Community Land Scotland is pleased to publish an important piece of work by Megan MacInnes which analyses the Land Reform Bill currently before the Scottish Parliament against the provisions on the internationally agreed Voluntary Guidance on the Governance of Tenure. This is possibly the first such analysis comparing Scotland’s land reform proposal against internationally agreed Guidance on questions of land and tenure.
Read Megan’s blog explaining why she undertook the work and the key results:
How does the Land Reform Bill shape up to international land rights standards?
Megan MacInnes – independent researcher and Land Advisor for Global Witness
Two weeks ago I was a witness on the Rural Affairs, Climate Change and the Environment Committee’s hearing on the human rights aspects of the Land Reform (Scotland) Bill.
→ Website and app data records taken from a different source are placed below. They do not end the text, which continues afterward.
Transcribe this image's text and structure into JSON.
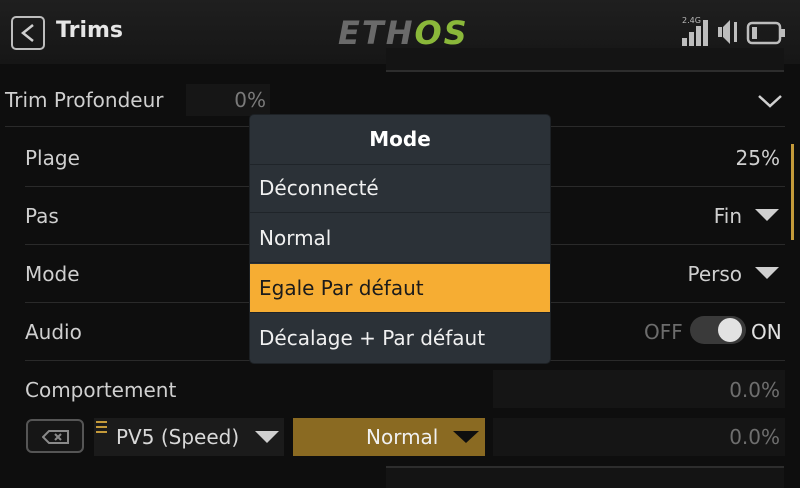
{
  "header": {
    "title": "Trims",
    "logo_main": "ETH",
    "logo_accent": "OS",
    "band_label": "2.4G"
  },
  "rows": {
    "trim": {
      "label": "Trim Profondeur",
      "value": "0%"
    },
    "plage": {
      "label": "Plage",
      "value": "25%"
    },
    "pas": {
      "label": "Pas",
      "value": "Fin"
    },
    "mode": {
      "label": "Mode",
      "value": "Perso"
    },
    "audio": {
      "label": "Audio",
      "off_label": "OFF",
      "on_label": "ON",
      "state": "on"
    },
    "comportement": {
      "label": "Comportement",
      "value": "0.0%"
    }
  },
  "bottom_row": {
    "source": "PV5 (Speed)",
    "mode": "Normal",
    "value": "0.0%"
  },
  "popup": {
    "title": "Mode",
    "options": [
      {
        "label": "Déconnecté",
        "selected": false
      },
      {
        "label": "Normal",
        "selected": false
      },
      {
        "label": "Egale Par défaut",
        "selected": true
      },
      {
        "label": "Décalage + Par défaut",
        "selected": false
      }
    ]
  },
  "colors": {
    "accent": "#f6ad33",
    "popup_bg": "#2b3137",
    "logo_green": "#8ab83a",
    "background": "#0e0e0e"
  },
  "icons": {
    "back": "chevron-left-icon",
    "signal": "signal-bars-icon",
    "volume": "speaker-icon",
    "battery": "battery-icon",
    "expand": "chevron-down-icon",
    "clear": "backspace-icon"
  }
}
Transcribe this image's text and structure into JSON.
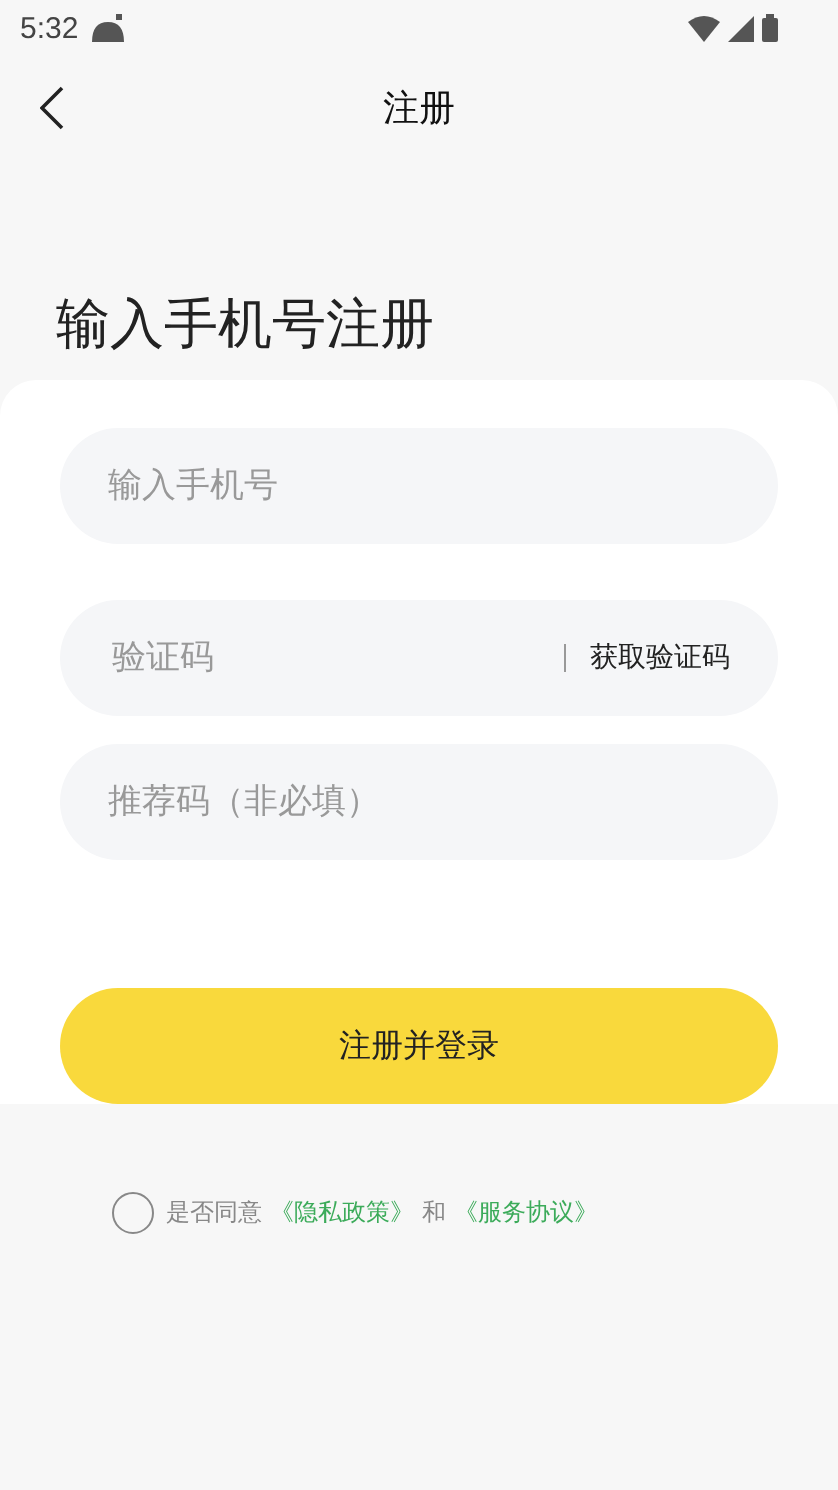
{
  "status_bar": {
    "time": "5:32"
  },
  "nav": {
    "title": "注册"
  },
  "heading": "输入手机号注册",
  "fields": [
    {
      "kind": "plain",
      "placeholder": "输入手机号"
    },
    {
      "kind": "code",
      "placeholder": "验证码",
      "action": "获取验证码"
    },
    {
      "kind": "plain",
      "placeholder": "推荐码（非必填）"
    }
  ],
  "submit": "注册并登录",
  "agreement": {
    "checked": false,
    "parts": [
      {
        "kind": "text",
        "text": "是否同意"
      },
      {
        "kind": "link",
        "text": "《隐私政策》"
      },
      {
        "kind": "text",
        "text": "和"
      },
      {
        "kind": "link",
        "text": "《服务协议》"
      }
    ]
  }
}
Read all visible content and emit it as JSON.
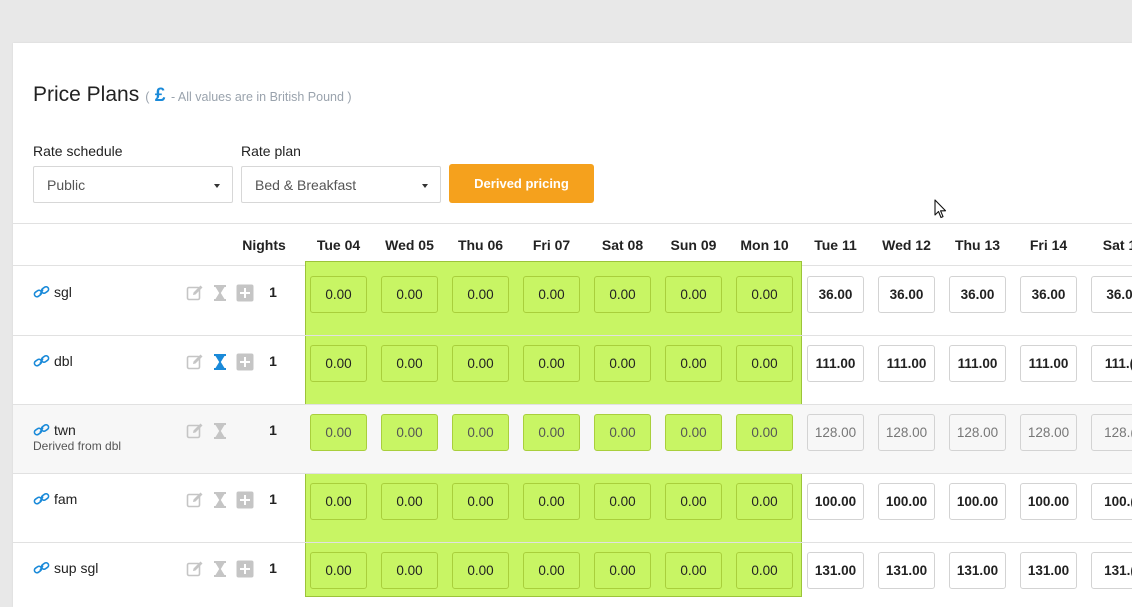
{
  "header": {
    "title": "Price Plans",
    "currency_open": "(",
    "currency_symbol": "£",
    "currency_note": "- All values are in British Pound )"
  },
  "filters": {
    "rate_schedule_label": "Rate schedule",
    "rate_schedule_value": "Public",
    "rate_plan_label": "Rate plan",
    "rate_plan_value": "Bed & Breakfast",
    "derived_button": "Derived pricing"
  },
  "table": {
    "nights_header": "Nights",
    "dates": [
      "Tue 04",
      "Wed 05",
      "Thu 06",
      "Fri 07",
      "Sat 08",
      "Sun 09",
      "Mon 10",
      "Tue 11",
      "Wed 12",
      "Thu 13",
      "Fri 14",
      "Sat 1"
    ],
    "rows": [
      {
        "name": "sgl",
        "sub": "",
        "nights": "1",
        "derived": false,
        "active_hourglass": false,
        "has_add": true,
        "values": [
          "0.00",
          "0.00",
          "0.00",
          "0.00",
          "0.00",
          "0.00",
          "0.00",
          "36.00",
          "36.00",
          "36.00",
          "36.00",
          "36.0"
        ]
      },
      {
        "name": "dbl",
        "sub": "",
        "nights": "1",
        "derived": false,
        "active_hourglass": true,
        "has_add": true,
        "values": [
          "0.00",
          "0.00",
          "0.00",
          "0.00",
          "0.00",
          "0.00",
          "0.00",
          "111.00",
          "111.00",
          "111.00",
          "111.00",
          "111.("
        ]
      },
      {
        "name": "twn",
        "sub": "Derived from dbl",
        "nights": "1",
        "derived": true,
        "active_hourglass": false,
        "has_add": false,
        "values": [
          "0.00",
          "0.00",
          "0.00",
          "0.00",
          "0.00",
          "0.00",
          "0.00",
          "128.00",
          "128.00",
          "128.00",
          "128.00",
          "128.("
        ]
      },
      {
        "name": "fam",
        "sub": "",
        "nights": "1",
        "derived": false,
        "active_hourglass": false,
        "has_add": true,
        "values": [
          "0.00",
          "0.00",
          "0.00",
          "0.00",
          "0.00",
          "0.00",
          "0.00",
          "100.00",
          "100.00",
          "100.00",
          "100.00",
          "100.("
        ]
      },
      {
        "name": "sup sgl",
        "sub": "",
        "nights": "1",
        "derived": false,
        "active_hourglass": false,
        "has_add": true,
        "values": [
          "0.00",
          "0.00",
          "0.00",
          "0.00",
          "0.00",
          "0.00",
          "0.00",
          "131.00",
          "131.00",
          "131.00",
          "131.00",
          "131.("
        ]
      }
    ]
  },
  "colors": {
    "accent_orange": "#f5a11d",
    "link_blue": "#1a8ad9",
    "selection_green": "#c8f564"
  }
}
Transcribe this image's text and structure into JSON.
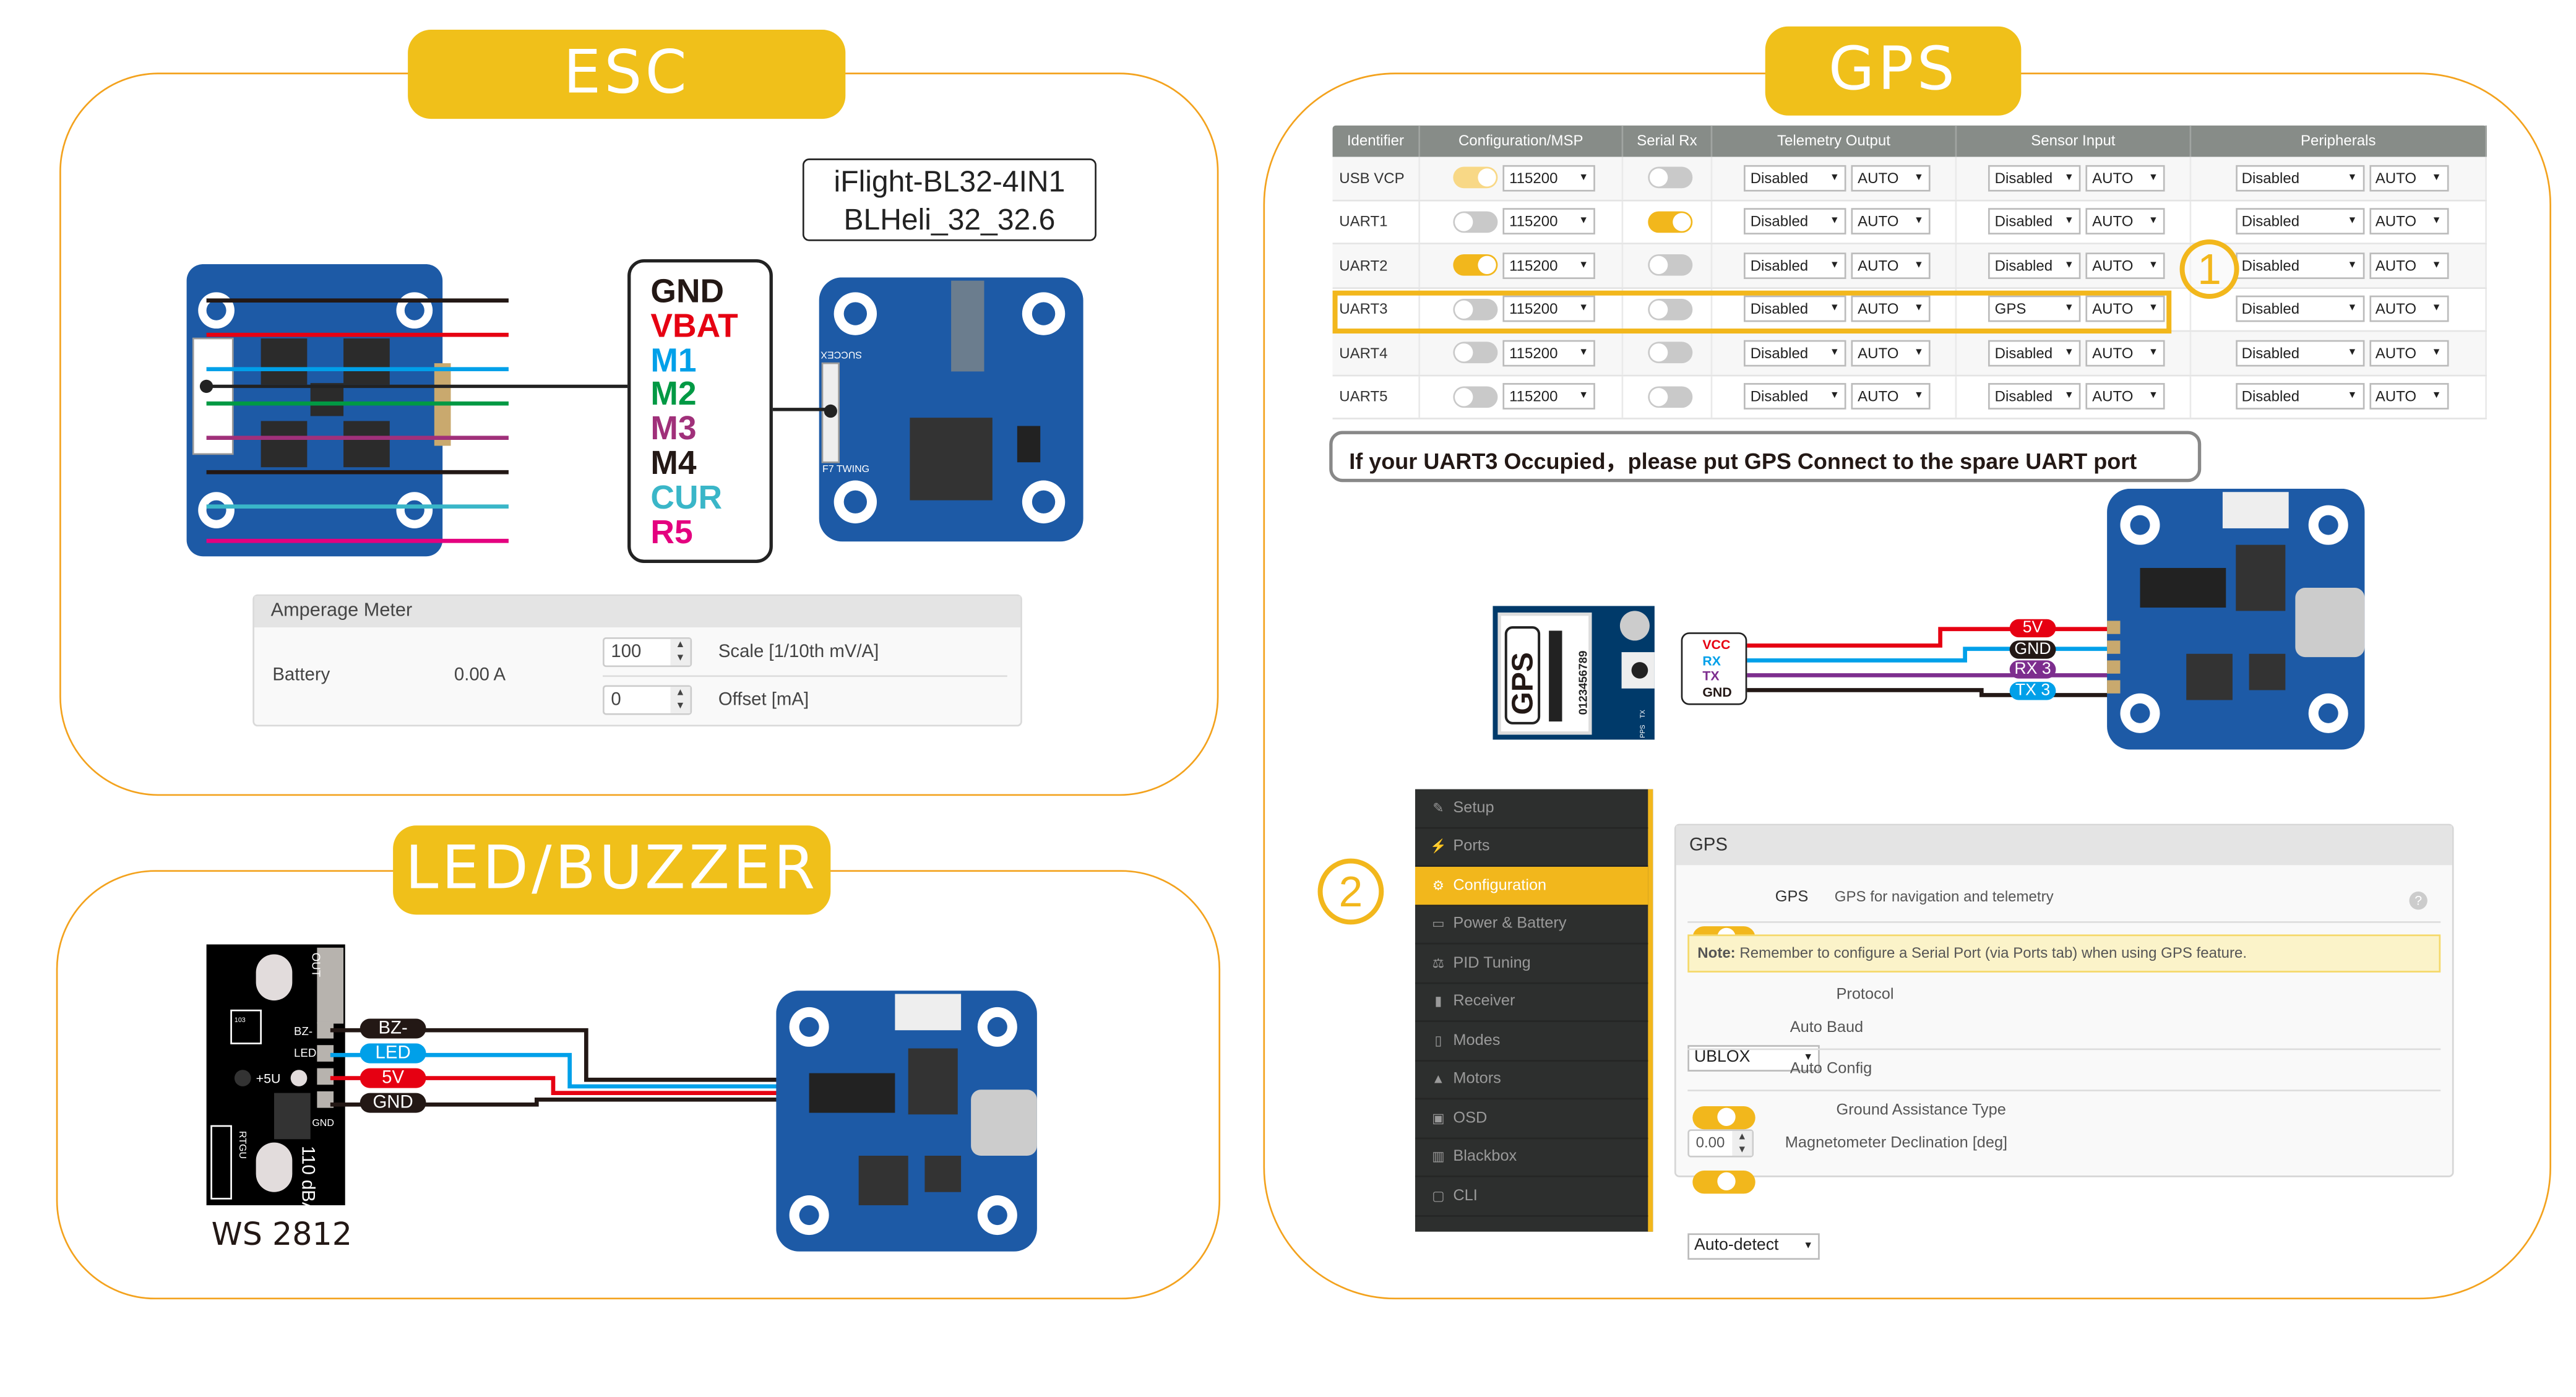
{
  "colors": {
    "accent": "#f2b71c",
    "panel_border": "#f3a21d",
    "board_blue": "#1d5aa6",
    "wire_red": "#e60012",
    "wire_blue": "#00a0e9",
    "wire_purple": "#7d2e8e",
    "wire_black": "#231815"
  },
  "esc": {
    "title": "ESC",
    "esc_name": "iFlight-BL32-4IN1",
    "firmware": "BLHeli_32_32.6",
    "pins": [
      {
        "label": "GND",
        "color": "#231815"
      },
      {
        "label": "VBAT",
        "color": "#e60012"
      },
      {
        "label": "M1",
        "color": "#00a0e9"
      },
      {
        "label": "M2",
        "color": "#009944"
      },
      {
        "label": "M3",
        "color": "#a0307a"
      },
      {
        "label": "M4",
        "color": "#231815"
      },
      {
        "label": "CUR",
        "color": "#3ab6c8"
      },
      {
        "label": "R5",
        "color": "#e4007f"
      }
    ],
    "fc_silk": [
      "SUCCEX",
      "F7 TWING"
    ],
    "amperage": {
      "title": "Amperage Meter",
      "source": "Battery",
      "reading": "0.00 A",
      "scale_value": "100",
      "scale_label": "Scale [1/10th mV/A]",
      "offset_value": "0",
      "offset_label": "Offset [mA]"
    }
  },
  "led": {
    "title": "LED/BUZZER",
    "module_name": "WS 2812",
    "silk": {
      "out": "OUT",
      "bz": "BZ-",
      "led": "LED",
      "v5": "+5U",
      "gnd": "GND",
      "rtgu": "RTGU",
      "dba": "110 dBA",
      "res": "103",
      "r101": "101"
    },
    "wires": [
      {
        "label": "BZ-",
        "color": "#231815"
      },
      {
        "label": "LED",
        "color": "#00a0e9"
      },
      {
        "label": "5V",
        "color": "#e60012"
      },
      {
        "label": "GND",
        "color": "#231815"
      }
    ]
  },
  "gps": {
    "title": "GPS",
    "ports_table": {
      "headers": [
        "Identifier",
        "Configuration/MSP",
        "Serial Rx",
        "Telemetry Output",
        "Sensor Input",
        "Peripherals"
      ],
      "rows": [
        {
          "id": "USB VCP",
          "msp": "pale",
          "baud": "115200",
          "rx": false,
          "tele": "Disabled",
          "tele_baud": "AUTO",
          "sensor": "Disabled",
          "sensor_baud": "AUTO",
          "periph": "Disabled",
          "periph_baud": "AUTO"
        },
        {
          "id": "UART1",
          "msp": "off",
          "baud": "115200",
          "rx": true,
          "tele": "Disabled",
          "tele_baud": "AUTO",
          "sensor": "Disabled",
          "sensor_baud": "AUTO",
          "periph": "Disabled",
          "periph_baud": "AUTO"
        },
        {
          "id": "UART2",
          "msp": "on",
          "baud": "115200",
          "rx": false,
          "tele": "Disabled",
          "tele_baud": "AUTO",
          "sensor": "Disabled",
          "sensor_baud": "AUTO",
          "periph": "Disabled",
          "periph_baud": "AUTO"
        },
        {
          "id": "UART3",
          "msp": "off",
          "baud": "115200",
          "rx": false,
          "tele": "Disabled",
          "tele_baud": "AUTO",
          "sensor": "GPS",
          "sensor_baud": "AUTO",
          "periph": "Disabled",
          "periph_baud": "AUTO"
        },
        {
          "id": "UART4",
          "msp": "off",
          "baud": "115200",
          "rx": false,
          "tele": "Disabled",
          "tele_baud": "AUTO",
          "sensor": "Disabled",
          "sensor_baud": "AUTO",
          "periph": "Disabled",
          "periph_baud": "AUTO"
        },
        {
          "id": "UART5",
          "msp": "off",
          "baud": "115200",
          "rx": false,
          "tele": "Disabled",
          "tele_baud": "AUTO",
          "sensor": "Disabled",
          "sensor_baud": "AUTO",
          "periph": "Disabled",
          "periph_baud": "AUTO"
        }
      ]
    },
    "step1": "1",
    "step2": "2",
    "note": "If your UART3 Occupied，please put GPS Connect to the spare UART port",
    "module": {
      "label": "GPS",
      "serial": "0123456789",
      "tx": "TX",
      "pps": "PPS"
    },
    "module_pins": [
      {
        "label": "VCC",
        "color": "#e60012"
      },
      {
        "label": "RX",
        "color": "#00a0e9"
      },
      {
        "label": "TX",
        "color": "#7d2e8e"
      },
      {
        "label": "GND",
        "color": "#231815"
      }
    ],
    "fc_pins": [
      {
        "label": "5V",
        "color": "#e60012"
      },
      {
        "label": "GND",
        "color": "#231815"
      },
      {
        "label": "RX 3",
        "color": "#7d2e8e"
      },
      {
        "label": "TX 3",
        "color": "#00a0e9"
      }
    ],
    "sidebar": {
      "items": [
        {
          "label": "Setup",
          "icon": "wrench-icon",
          "glyph": "✎"
        },
        {
          "label": "Ports",
          "icon": "plug-icon",
          "glyph": "⚡"
        },
        {
          "label": "Configuration",
          "icon": "gear-icon",
          "glyph": "⚙",
          "active": true
        },
        {
          "label": "Power & Battery",
          "icon": "battery-icon",
          "glyph": "▭"
        },
        {
          "label": "PID Tuning",
          "icon": "sliders-icon",
          "glyph": "⚖"
        },
        {
          "label": "Receiver",
          "icon": "remote-icon",
          "glyph": "▮"
        },
        {
          "label": "Modes",
          "icon": "switch-icon",
          "glyph": "▯"
        },
        {
          "label": "Motors",
          "icon": "motor-icon",
          "glyph": "▲"
        },
        {
          "label": "OSD",
          "icon": "osd-icon",
          "glyph": "▣"
        },
        {
          "label": "Blackbox",
          "icon": "blackbox-icon",
          "glyph": "▥"
        },
        {
          "label": "CLI",
          "icon": "terminal-icon",
          "glyph": "▢"
        }
      ]
    },
    "config": {
      "title": "GPS",
      "gps_toggle": true,
      "gps_label": "GPS",
      "gps_desc": "GPS for navigation and telemetry",
      "help": "?",
      "note_bold": "Note:",
      "note_text": " Remember to configure a Serial Port (via Ports tab) when using GPS feature.",
      "protocol_value": "UBLOX",
      "protocol_label": "Protocol",
      "auto_baud": true,
      "auto_baud_label": "Auto Baud",
      "auto_config": true,
      "auto_config_label": "Auto Config",
      "ground_value": "Auto-detect",
      "ground_label": "Ground Assistance Type",
      "mag_value": "0.00",
      "mag_label": "Magnetometer Declination [deg]"
    }
  }
}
This Bill contributes to achieving the Scottish Government’s vision for a stronger relationship between the people of Scotland and the land of Scotland, where ownership and use of the land delivers greater public benefits through a democratically accountable and transparent system of land rights. This vision will help Scotland move closer to a number of its existing human rights obligations, but of particular importance are new guidance on the governance of land – the Voluntary Guidelines on the Responsible Governance of Tenure of Land, Forests and Fisheries (called the VGGTs for short).
Obscure as they may sound – these VGGTs are an extremely important new development for anyone working on land rights across the globe. They are the only agreed inter-governmental statement on how the governance of land tenure and human rights interact and they reiterate the importance which secure land tenure plays in enabling other human rights to be respected, such as the right to food. They also remind us that protecting and respecting human rights is not just the job of the State, but everyone – particularly companies and that if they fail to do this, Governments should step in.
Since the adoption of the VGGTs in 2012, community groups and the organisations supporting them (the equivalents of Community Land Scotland) have been raising awareness of the importance of the VGGTs, applying the Guidelines in their own work, as well as working with Governments to implement them formally. For example the VGGTs are one of the underlying principles behind a new global call to action to protect indigenous and community land rights, due to be launched in early 2016 by organisations including Oxfam and the International Land Coalition (to which Community Land Scotland is a member).
But the VGGTs are not just relevant for the Global South, they are also an important guide for Governments, communities, in fact anyone involved in land issues in the developed world, such as here in Scotland. For those of us working on land rights internationally, Scotland is a paradox – on the one hand is its regularly repeated most concentrated pattern of land ownership in almost any developed country; only 432 landowners account for half of all Scotland’s privately owned land. On the other hand, the “community right to buy” model so successfully implemented here is extremely progressive, in fact the provisions placing an obligation on the owner to sell land to the community when it comes on the market (if they have registered an interest in it), is said to be unique.
The high ambition of the Scottish Government’s land reform process has certainly caught the headlines. But how does this rhetoric compare with what would be considered progressive land reform internationally? To begin to answer this very large and complex question, I have done a short analysis which compares key sections of the Land Reform (Scotland) Bill, with relevant parts of the VGGTs.
At an overarching level, the Bill and Policy Memorandum move Scotland closer to implementing the VGGTs; for example they aim to ensure an effective system of land governance, address barriers to sustainable development, improve transparency and accountability in land ownership, and manage land and rights in land for the common good. Some elements of the Bill and existing Scots Law, such as the community right to buy, already go far beyond what’s in the VGGTs.
However, despite this good start, there are some elements of the Bill which could be strengthened with regard to the VGGTs and Scotland’s wider human rights obligations. The vision for land reform and human rights in the Policy Memorandum is not reflected in the Bill itself. This could be amended by explicitly recalling the Scottish Government’s obligations relating to the right to food and adequate housing, as well as the VGGTs at the top of the Bill (for example in the proposed statement on “land rights and responsibilities”).
The section on disclosing information about who controls land in Scotland may not improve either the transparency or the accountability of land ownership unless the Bill is strengthened to require this information to be public at the point which the land is registered with Scotland’s Land Register, rather than through the voluntary basis currently proposed. What is really needed to reveal secret off-shore land ownership is to require that the registered owner be a “natural person” (a human being rather than just a “shell company”) and the addition of the requirement that only companies registered in Europe would be able to buy land in Scotland (as recommended by the Land Reform Review Group).
In order for the guidance proposed in the Bill for how land owners should engage with communities to be in-line with the VGGTs, two amendments are suggested. Firstly, this should be a binding requirement on land owners rather than voluntary, and secondly the Bill should detail concrete sanctions which will come into force should community engagement not be undertaken, or the results of it ignored.
The degree of commonality between the Bill and the VGGTs show just how far Scotland has moved the land reform agenda forward. With a small number of further amendments, the benefits could be substantial and in essence ensure that the Government’s aspiration outlined in the Policy Memorandum is transferred into the concrete reality of the Bill itself.